-------- TASK MATERIAL --------
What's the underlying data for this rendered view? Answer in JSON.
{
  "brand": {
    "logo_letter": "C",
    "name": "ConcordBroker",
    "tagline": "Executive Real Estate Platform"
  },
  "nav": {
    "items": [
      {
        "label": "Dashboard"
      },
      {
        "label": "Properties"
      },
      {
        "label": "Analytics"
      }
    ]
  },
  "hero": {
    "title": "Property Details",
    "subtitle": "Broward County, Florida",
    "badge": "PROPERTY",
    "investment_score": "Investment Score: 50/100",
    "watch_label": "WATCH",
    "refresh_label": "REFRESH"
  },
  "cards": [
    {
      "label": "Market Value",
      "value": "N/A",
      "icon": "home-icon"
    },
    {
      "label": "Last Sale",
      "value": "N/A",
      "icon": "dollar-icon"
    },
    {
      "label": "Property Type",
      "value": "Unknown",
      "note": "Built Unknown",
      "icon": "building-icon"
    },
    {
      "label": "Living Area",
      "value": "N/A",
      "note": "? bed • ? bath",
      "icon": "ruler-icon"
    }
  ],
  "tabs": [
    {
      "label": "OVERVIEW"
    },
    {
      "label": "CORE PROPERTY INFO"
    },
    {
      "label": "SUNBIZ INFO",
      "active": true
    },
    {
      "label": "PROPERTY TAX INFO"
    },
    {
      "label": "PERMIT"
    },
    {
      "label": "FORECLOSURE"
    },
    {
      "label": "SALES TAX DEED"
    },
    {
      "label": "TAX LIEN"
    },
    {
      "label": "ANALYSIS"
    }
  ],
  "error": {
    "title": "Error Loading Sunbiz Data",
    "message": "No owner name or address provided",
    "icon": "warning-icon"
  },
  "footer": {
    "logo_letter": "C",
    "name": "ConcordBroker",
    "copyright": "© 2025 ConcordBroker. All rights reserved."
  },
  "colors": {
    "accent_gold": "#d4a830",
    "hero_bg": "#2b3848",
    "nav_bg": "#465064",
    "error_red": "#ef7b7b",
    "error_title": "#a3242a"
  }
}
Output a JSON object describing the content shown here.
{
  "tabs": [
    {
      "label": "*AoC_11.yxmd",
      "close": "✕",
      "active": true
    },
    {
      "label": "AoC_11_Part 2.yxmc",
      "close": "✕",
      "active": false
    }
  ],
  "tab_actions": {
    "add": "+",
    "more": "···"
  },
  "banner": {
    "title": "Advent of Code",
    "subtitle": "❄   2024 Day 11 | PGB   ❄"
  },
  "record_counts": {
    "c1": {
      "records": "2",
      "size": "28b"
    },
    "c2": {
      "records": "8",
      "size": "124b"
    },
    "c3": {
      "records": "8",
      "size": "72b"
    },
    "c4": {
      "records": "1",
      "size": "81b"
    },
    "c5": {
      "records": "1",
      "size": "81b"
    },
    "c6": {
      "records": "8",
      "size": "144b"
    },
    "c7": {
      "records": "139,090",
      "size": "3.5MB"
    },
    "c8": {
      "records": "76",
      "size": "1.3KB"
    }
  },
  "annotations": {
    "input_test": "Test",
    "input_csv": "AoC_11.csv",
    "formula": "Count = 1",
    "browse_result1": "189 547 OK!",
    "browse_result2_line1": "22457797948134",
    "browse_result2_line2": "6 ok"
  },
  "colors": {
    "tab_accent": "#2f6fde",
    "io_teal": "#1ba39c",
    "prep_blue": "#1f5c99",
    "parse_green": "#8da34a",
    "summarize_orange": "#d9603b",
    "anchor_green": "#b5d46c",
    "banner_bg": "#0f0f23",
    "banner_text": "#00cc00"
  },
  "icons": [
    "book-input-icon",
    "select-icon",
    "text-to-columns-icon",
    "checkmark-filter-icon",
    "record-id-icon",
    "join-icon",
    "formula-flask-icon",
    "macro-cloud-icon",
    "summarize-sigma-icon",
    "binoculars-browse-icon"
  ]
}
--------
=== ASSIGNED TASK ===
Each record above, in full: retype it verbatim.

=== YOUR SOLUTION ===
What's the underlying data for this rendered view? Answer in JSON.
{
  "brand": {
    "logo_letter": "C",
    "name": "ConcordBroker",
    "tagline": "Executive Real Estate Platform"
  },
  "nav": {
    "items": [
      {
        "label": "Dashboard"
      },
      {
        "label": "Properties"
      },
      {
        "label": "Analytics"
      }
    ]
  },
  "hero": {
    "title": "Property Details",
    "subtitle": "Broward County, Florida",
    "badge": "PROPERTY",
    "investment_score": "Investment Score: 50/100",
    "watch_label": "WATCH",
    "refresh_label": "REFRESH"
  },
  "cards": [
    {
      "label": "Market Value",
      "value": "N/A",
      "icon": "home-icon"
    },
    {
      "label": "Last Sale",
      "value": "N/A",
      "icon": "dollar-icon"
    },
    {
      "label": "Property Type",
      "value": "Unknown",
      "note": "Built Unknown",
      "icon": "building-icon"
    },
    {
      "label": "Living Area",
      "value": "N/A",
      "note": "? bed • ? bath",
      "icon": "ruler-icon"
    }
  ],
  "tabs": [
    {
      "label": "OVERVIEW"
    },
    {
      "label": "CORE PROPERTY INFO"
    },
    {
      "label": "SUNBIZ INFO",
      "active": true
    },
    {
      "label": "PROPERTY TAX INFO"
    },
    {
      "label": "PERMIT"
    },
    {
      "label": "FORECLOSURE"
    },
    {
      "label": "SALES TAX DEED"
    },
    {
      "label": "TAX LIEN"
    },
    {
      "label": "ANALYSIS"
    }
  ],
  "error": {
    "title": "Error Loading Sunbiz Data",
    "message": "No owner name or address provided",
    "icon": "warning-icon"
  },
  "footer": {
    "logo_letter": "C",
    "name": "ConcordBroker",
    "copyright": "© 2025 ConcordBroker. All rights reserved."
  },
  "colors": {
    "accent_gold": "#d4a830",
    "hero_bg": "#2b3848",
    "nav_bg": "#465064",
    "error_red": "#ef7b7b",
    "error_title": "#a3242a"
  }
}
Output a JSON object describing the content shown here.
{
  "tabs": [
    {
      "label": "*AoC_11.yxmd",
      "close": "✕",
      "active": true
    },
    {
      "label": "AoC_11_Part 2.yxmc",
      "close": "✕",
      "active": false
    }
  ],
  "tab_actions": {
    "add": "+",
    "more": "···"
  },
  "banner": {
    "title": "Advent of Code",
    "subtitle": "❄   2024 Day 11 | PGB   ❄"
  },
  "record_counts": {
    "c1": {
      "records": "2",
      "size": "28b"
    },
    "c2": {
      "records": "8",
      "size": "124b"
    },
    "c3": {
      "records": "8",
      "size": "72b"
    },
    "c4": {
      "records": "1",
      "size": "81b"
    },
    "c5": {
      "records": "1",
      "size": "81b"
    },
    "c6": {
      "records": "8",
      "size": "144b"
    },
    "c7": {
      "records": "139,090",
      "size": "3.5MB"
    },
    "c8": {
      "records": "76",
      "size": "1.3KB"
    }
  },
  "annotations": {
    "input_test": "Test",
    "input_csv": "AoC_11.csv",
    "formula": "Count = 1",
    "browse_result1": "189 547 OK!",
    "browse_result2_line1": "22457797948134",
    "browse_result2_line2": "6 ok"
  },
  "colors": {
    "tab_accent": "#2f6fde",
    "io_teal": "#1ba39c",
    "prep_blue": "#1f5c99",
    "parse_green": "#8da34a",
    "summarize_orange": "#d9603b",
    "anchor_green": "#b5d46c",
    "banner_bg": "#0f0f23",
    "banner_text": "#00cc00"
  },
  "icons": [
    "book-input-icon",
    "select-icon",
    "text-to-columns-icon",
    "checkmark-filter-icon",
    "record-id-icon",
    "join-icon",
    "formula-flask-icon",
    "macro-cloud-icon",
    "summarize-sigma-icon",
    "binoculars-browse-icon"
  ]
}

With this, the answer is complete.